[Page and application data records]
==*==

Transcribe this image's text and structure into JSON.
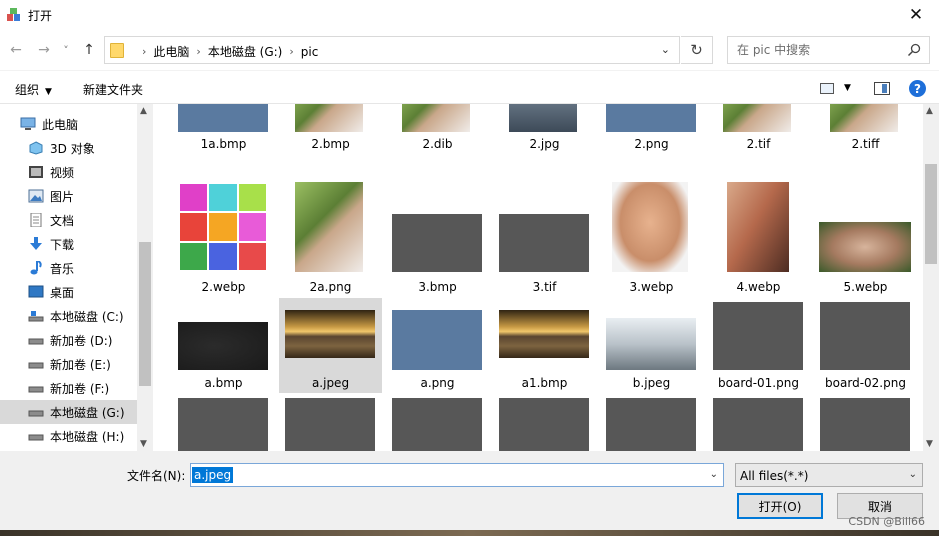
{
  "window": {
    "title": "打开",
    "close_glyph": "✕"
  },
  "nav": {
    "back_glyph": "←",
    "forward_glyph": "→",
    "recent_glyph": "˅",
    "up_glyph": "↑",
    "breadcrumbs": [
      "此电脑",
      "本地磁盘 (G:)",
      "pic"
    ],
    "refresh_glyph": "↻",
    "search_placeholder": "在 pic 中搜索"
  },
  "toolbar": {
    "organize": "组织",
    "new_folder": "新建文件夹",
    "help": "?"
  },
  "sidebar": {
    "items": [
      {
        "label": "此电脑",
        "icon": "computer-icon",
        "selected": false
      },
      {
        "label": "3D 对象",
        "icon": "3d-objects-icon",
        "selected": false
      },
      {
        "label": "视频",
        "icon": "video-icon",
        "selected": false
      },
      {
        "label": "图片",
        "icon": "pictures-icon",
        "selected": false
      },
      {
        "label": "文档",
        "icon": "documents-icon",
        "selected": false
      },
      {
        "label": "下载",
        "icon": "download-icon",
        "selected": false
      },
      {
        "label": "音乐",
        "icon": "music-icon",
        "selected": false
      },
      {
        "label": "桌面",
        "icon": "desktop-icon",
        "selected": false
      },
      {
        "label": "本地磁盘 (C:)",
        "icon": "drive-icon",
        "selected": false
      },
      {
        "label": "新加卷 (D:)",
        "icon": "drive-icon",
        "selected": false
      },
      {
        "label": "新加卷 (E:)",
        "icon": "drive-icon",
        "selected": false
      },
      {
        "label": "新加卷 (F:)",
        "icon": "drive-icon",
        "selected": false
      },
      {
        "label": "本地磁盘 (G:)",
        "icon": "drive-icon",
        "selected": true
      },
      {
        "label": "本地磁盘 (H:)",
        "icon": "drive-icon",
        "selected": false
      }
    ]
  },
  "files": {
    "row1": [
      "1a.bmp",
      "2.bmp",
      "2.dib",
      "2.jpg",
      "2.png",
      "2.tif",
      "2.tiff"
    ],
    "row2": [
      "2.webp",
      "2a.png",
      "3.bmp",
      "3.tif",
      "3.webp",
      "4.webp",
      "5.webp"
    ],
    "row3": [
      "a.bmp",
      "a.jpeg",
      "a.png",
      "a1.bmp",
      "b.jpeg",
      "board-01.png",
      "board-02.png"
    ],
    "selected": "a.jpeg"
  },
  "bottom": {
    "filename_label": "文件名(N):",
    "filename_value": "a.jpeg",
    "filetype": "All files(*.*)",
    "open_button": "打开(O)",
    "cancel_button": "取消",
    "watermark": "CSDN @Bill66"
  },
  "colors": {
    "accent": "#0078d7",
    "selection_bg": "#d9d9d9",
    "help_icon": "#1e6fd9"
  }
}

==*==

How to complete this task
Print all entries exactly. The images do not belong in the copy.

Response
Transcribe this image's text and structure into JSON.
{
  "window": {
    "title": "打开",
    "close_glyph": "✕"
  },
  "nav": {
    "back_glyph": "←",
    "forward_glyph": "→",
    "recent_glyph": "˅",
    "up_glyph": "↑",
    "breadcrumbs": [
      "此电脑",
      "本地磁盘 (G:)",
      "pic"
    ],
    "refresh_glyph": "↻",
    "search_placeholder": "在 pic 中搜索"
  },
  "toolbar": {
    "organize": "组织",
    "new_folder": "新建文件夹",
    "help": "?"
  },
  "sidebar": {
    "items": [
      {
        "label": "此电脑",
        "icon": "computer-icon",
        "selected": false
      },
      {
        "label": "3D 对象",
        "icon": "3d-objects-icon",
        "selected": false
      },
      {
        "label": "视频",
        "icon": "video-icon",
        "selected": false
      },
      {
        "label": "图片",
        "icon": "pictures-icon",
        "selected": false
      },
      {
        "label": "文档",
        "icon": "documents-icon",
        "selected": false
      },
      {
        "label": "下载",
        "icon": "download-icon",
        "selected": false
      },
      {
        "label": "音乐",
        "icon": "music-icon",
        "selected": false
      },
      {
        "label": "桌面",
        "icon": "desktop-icon",
        "selected": false
      },
      {
        "label": "本地磁盘 (C:)",
        "icon": "drive-icon",
        "selected": false
      },
      {
        "label": "新加卷 (D:)",
        "icon": "drive-icon",
        "selected": false
      },
      {
        "label": "新加卷 (E:)",
        "icon": "drive-icon",
        "selected": false
      },
      {
        "label": "新加卷 (F:)",
        "icon": "drive-icon",
        "selected": false
      },
      {
        "label": "本地磁盘 (G:)",
        "icon": "drive-icon",
        "selected": true
      },
      {
        "label": "本地磁盘 (H:)",
        "icon": "drive-icon",
        "selected": false
      }
    ]
  },
  "files": {
    "row1": [
      "1a.bmp",
      "2.bmp",
      "2.dib",
      "2.jpg",
      "2.png",
      "2.tif",
      "2.tiff"
    ],
    "row2": [
      "2.webp",
      "2a.png",
      "3.bmp",
      "3.tif",
      "3.webp",
      "4.webp",
      "5.webp"
    ],
    "row3": [
      "a.bmp",
      "a.jpeg",
      "a.png",
      "a1.bmp",
      "b.jpeg",
      "board-01.png",
      "board-02.png"
    ],
    "selected": "a.jpeg"
  },
  "bottom": {
    "filename_label": "文件名(N):",
    "filename_value": "a.jpeg",
    "filetype": "All files(*.*)",
    "open_button": "打开(O)",
    "cancel_button": "取消",
    "watermark": "CSDN @Bill66"
  },
  "colors": {
    "accent": "#0078d7",
    "selection_bg": "#d9d9d9",
    "help_icon": "#1e6fd9"
  }
}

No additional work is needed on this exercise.